The past year has certainly been a unique time for us all. There have been incredible challenges for PhD students in the face of the Covid-19 pandemic. It has also been a time of transformation, adaptation, and learning.
The Hive has shifted online and has been supporting Doctoral Researchers via online events and platforms. We have also tried to bring you blog content that fits our current social context and to address some novel challenges for PhD students. Here we revisit our top 5 blog posts from 2020, which gives us some insight into the current interests and concerns of Doctoral Researchers.
One of the ways that we have continued to stay in touch with other researchers is via our monthly online Tea and Talk sessions, which will continue in 2021 as long as we remain working online. This has been a great place to connect and beat isolation and we are so grateful for our continued attendees and those who have dropped in from time to time. We look forward to meeting more of you in 2021!
As our top post in 2020, it is clear that the Tea and Talks (and perhaps the care packages) draw some interest!
We were so pleased to bring you some care packages during the first period of lockdown, which we know made some people feel like a part of a community. If you haven’t seen our most recent announcement, we are able to offer something similar at the start of 2021! This time, we have teamed up with Science on a Postcard to bring you some extra special goodies. We hope that our box of treats continue to help Sussex researchers feel supported and considered, at a time when we can often feel the pang of being stuck in between a student and faculty member.
Pandemic or no pandemic, the publishing wheel keeps on turning! This post from 2018 remained a popular one this year. For some, the pandemic meant churning out multiple research papers and publishing at an alarming rate; however there was a clear decline in the number of publications submitted by women. If you haven’t been able to submit papers from your PhD, or think about publishing your work, there will be time. The ‘publish or perish’ mantra might be alive and well but many successful academics have ups and downs in their research output, and we are seeing shifts to a more rounded perspective of academic success.

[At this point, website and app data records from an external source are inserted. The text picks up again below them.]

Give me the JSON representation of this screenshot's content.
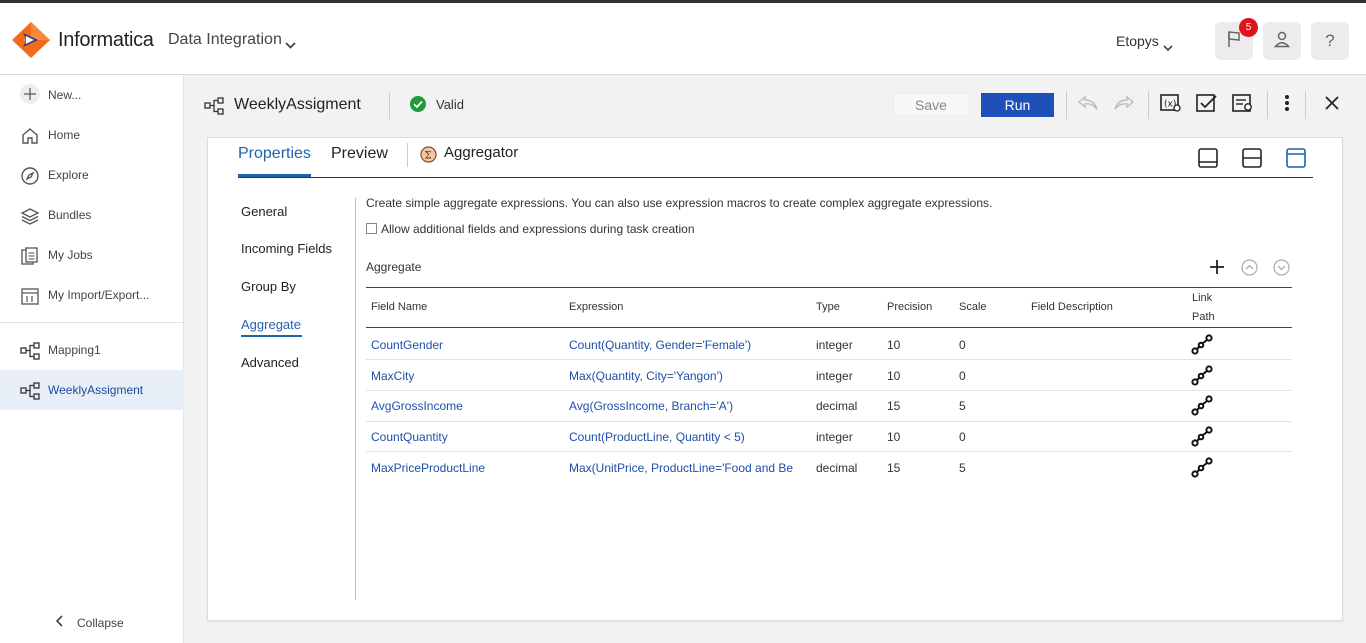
{
  "topbar": {
    "brand": "Informatica",
    "product": "Data Integration",
    "org": "Etopys",
    "notification_count": "5",
    "help_label": "?"
  },
  "sidebar": {
    "items": [
      {
        "label": "New...",
        "icon": "plus-icon"
      },
      {
        "label": "Home",
        "icon": "home-icon"
      },
      {
        "label": "Explore",
        "icon": "explore-icon"
      },
      {
        "label": "Bundles",
        "icon": "bundles-icon"
      },
      {
        "label": "My Jobs",
        "icon": "jobs-icon"
      },
      {
        "label": "My Import/Export...",
        "icon": "import-export-icon"
      },
      {
        "label": "Mapping1",
        "icon": "mapping-icon"
      },
      {
        "label": "WeeklyAssigment",
        "icon": "mapping-icon"
      }
    ],
    "collapse_label": "Collapse"
  },
  "asset_header": {
    "name": "WeeklyAssigment",
    "status": "Valid",
    "save_label": "Save",
    "run_label": "Run"
  },
  "panel": {
    "tabs": [
      "Properties",
      "Preview"
    ],
    "transformation_name": "Aggregator",
    "side_nav": [
      "General",
      "Incoming Fields",
      "Group By",
      "Aggregate",
      "Advanced"
    ],
    "description": "Create simple aggregate expressions. You can also use expression macros to create complex aggregate expressions.",
    "checkbox_label": "Allow additional fields and expressions during task creation",
    "section_title": "Aggregate",
    "columns": [
      "Field Name",
      "Expression",
      "Type",
      "Precision",
      "Scale",
      "Field Description",
      "Link",
      "Path"
    ],
    "rows": [
      {
        "field": "CountGender",
        "expression": "Count(Quantity, Gender='Female')",
        "type": "integer",
        "precision": "10",
        "scale": "0"
      },
      {
        "field": "MaxCity",
        "expression": "Max(Quantity, City='Yangon')",
        "type": "integer",
        "precision": "10",
        "scale": "0"
      },
      {
        "field": "AvgGrossIncome",
        "expression": "Avg(GrossIncome, Branch='A')",
        "type": "decimal",
        "precision": "15",
        "scale": "5"
      },
      {
        "field": "CountQuantity",
        "expression": "Count(ProductLine, Quantity < 5)",
        "type": "integer",
        "precision": "10",
        "scale": "0"
      },
      {
        "field": "MaxPriceProductLine",
        "expression": "Max(UnitPrice, ProductLine='Food and Be",
        "type": "decimal",
        "precision": "15",
        "scale": "5"
      }
    ]
  },
  "colors": {
    "accent": "#1f62b0",
    "run_button": "#1f4fb8",
    "valid_green": "#1e9b3b",
    "badge_red": "#e0121b",
    "logo_orange": "#f26b1d"
  }
}
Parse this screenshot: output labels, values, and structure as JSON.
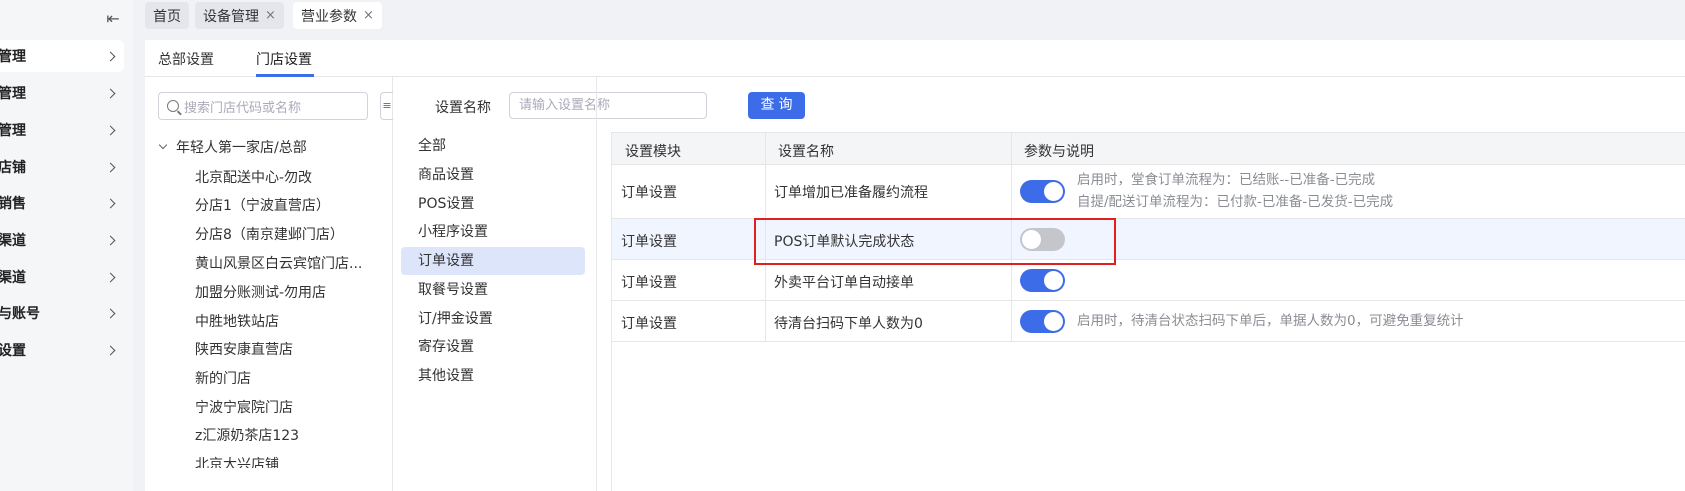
{
  "sidebar": {
    "collapse_icon": "collapse-left-icon",
    "items": [
      {
        "label": "管理"
      },
      {
        "label": "管理"
      },
      {
        "label": "管理"
      },
      {
        "label": "店铺"
      },
      {
        "label": "销售"
      },
      {
        "label": "渠道"
      },
      {
        "label": "渠道"
      },
      {
        "label": "与账号"
      },
      {
        "label": "设置"
      }
    ]
  },
  "tabs": [
    {
      "label": "首页"
    },
    {
      "label": "设备管理",
      "close": "×"
    },
    {
      "label": "营业参数",
      "close": "×"
    }
  ],
  "subtabs": [
    {
      "label": "总部设置"
    },
    {
      "label": "门店设置"
    }
  ],
  "store_search": {
    "placeholder": "搜索门店代码或名称",
    "side_button": "≡"
  },
  "tree": {
    "root": "年轻人第一家店/总部",
    "nodes": [
      "北京配送中心-勿改",
      "分店1（宁波直营店）",
      "分店8（南京建邺门店）",
      "黄山风景区白云宾馆门店...",
      "加盟分账测试-勿用店",
      "中胜地铁站店",
      "陕西安康直营店",
      "新的门店",
      "宁波宁宸院门店",
      "z汇源奶茶店123",
      "北京大兴店铺"
    ]
  },
  "filter": {
    "label": "设置名称",
    "placeholder": "请输入设置名称",
    "query_button": "查询"
  },
  "categories": [
    "全部",
    "商品设置",
    "POS设置",
    "小程序设置",
    "订单设置",
    "取餐号设置",
    "订/押金设置",
    "寄存设置",
    "其他设置"
  ],
  "table": {
    "headers": [
      "设置模块",
      "设置名称",
      "参数与说明"
    ],
    "rows": [
      {
        "module": "订单设置",
        "name": "订单增加已准备履约流程",
        "enabled": true,
        "desc1": "启用时，堂食订单流程为：已结账--已准备-已完成",
        "desc2": "自提/配送订单流程为：已付款-已准备-已发货-已完成"
      },
      {
        "module": "订单设置",
        "name": "POS订单默认完成状态",
        "enabled": false,
        "desc1": "",
        "desc2": ""
      },
      {
        "module": "订单设置",
        "name": "外卖平台订单自动接单",
        "enabled": true,
        "desc1": "",
        "desc2": ""
      },
      {
        "module": "订单设置",
        "name": "待清台扫码下单人数为0",
        "enabled": true,
        "desc1": "启用时，待清台状态扫码下单后，单据人数为0，可避免重复统计",
        "desc2": ""
      }
    ]
  },
  "colors": {
    "accent": "#3d6ce8",
    "highlight_box": "#e02020",
    "active_category": "#dde5fb"
  }
}
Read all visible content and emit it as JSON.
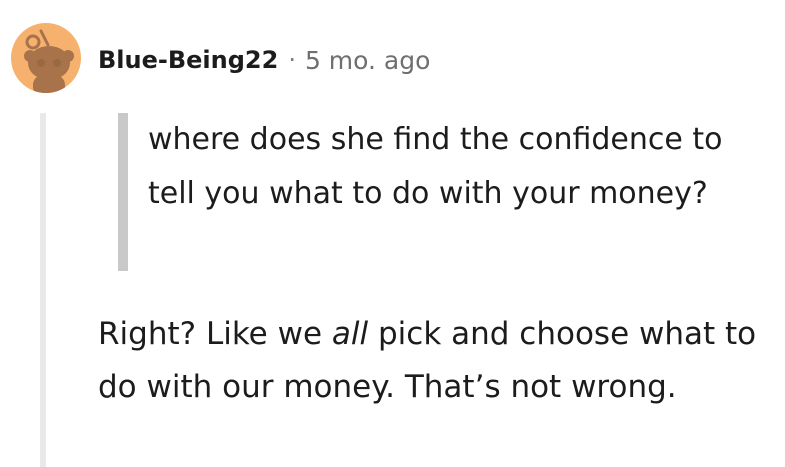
{
  "comment": {
    "username": "Blue-Being22",
    "separator": "·",
    "timestamp": "5 mo. ago",
    "quote": "where does she find the confidence to tell you what to do with your money?",
    "reply": {
      "before": "Right? Like we ",
      "emphasis": "all",
      "after": " pick and choose what to do with our money. That’s not wrong."
    }
  },
  "colors": {
    "avatar_bg": "#f6b16e",
    "avatar_face": "#a8734a",
    "quote_bar": "#c9c9c9",
    "thread_line": "#e9e9e9",
    "text": "#1c1c1c",
    "meta": "#6f6f6f"
  },
  "icons": {
    "avatar": "snoo-avatar-icon"
  }
}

Of course with the great Zoom migration of 2020, vivas have been and continue to be mostly held online. Dr Fiona Scott shared her experience of completing her viva online during the first lockdown in May 2020. In this post, we also compiled a list of resources gathered from the Doctoral School and the University’s pages to help those who are due to complete a viva online to plan and prepare.
If you liked this post, watch this space for online viva’s from an examiners perspective, coming soon!
Rejections and knock-backs in their many forms have been a pervasive part of 2020. It is therefore understandable why this guest post from April 2017 continues to be a popular one! At the end of their post, Shima Jalal Kamali reminds us that rejections can help us learn and become stronger: personally and professionally. This may the case for the whole of 2020. We have adapted our work, faced personal and professional uncertainty, anxiety, and unprecedented challenges. Some really will be enduring, but let’s hope that a few of these hurdles will be those that push us in a positive direction.
Our fifth most read post this year is full of tips to help “release your creativity and improve your research”. Helpful pointers about how to roll with the punches, and to be adaptable and creative with your research will no doubt have been useful to many this year as we adapted to online projects and different timelines.
Thank you for continuing to support us by reading our blog, we hope to bring you more relevant content this year and welcome any guest posts about your experiences, research, or topical interests!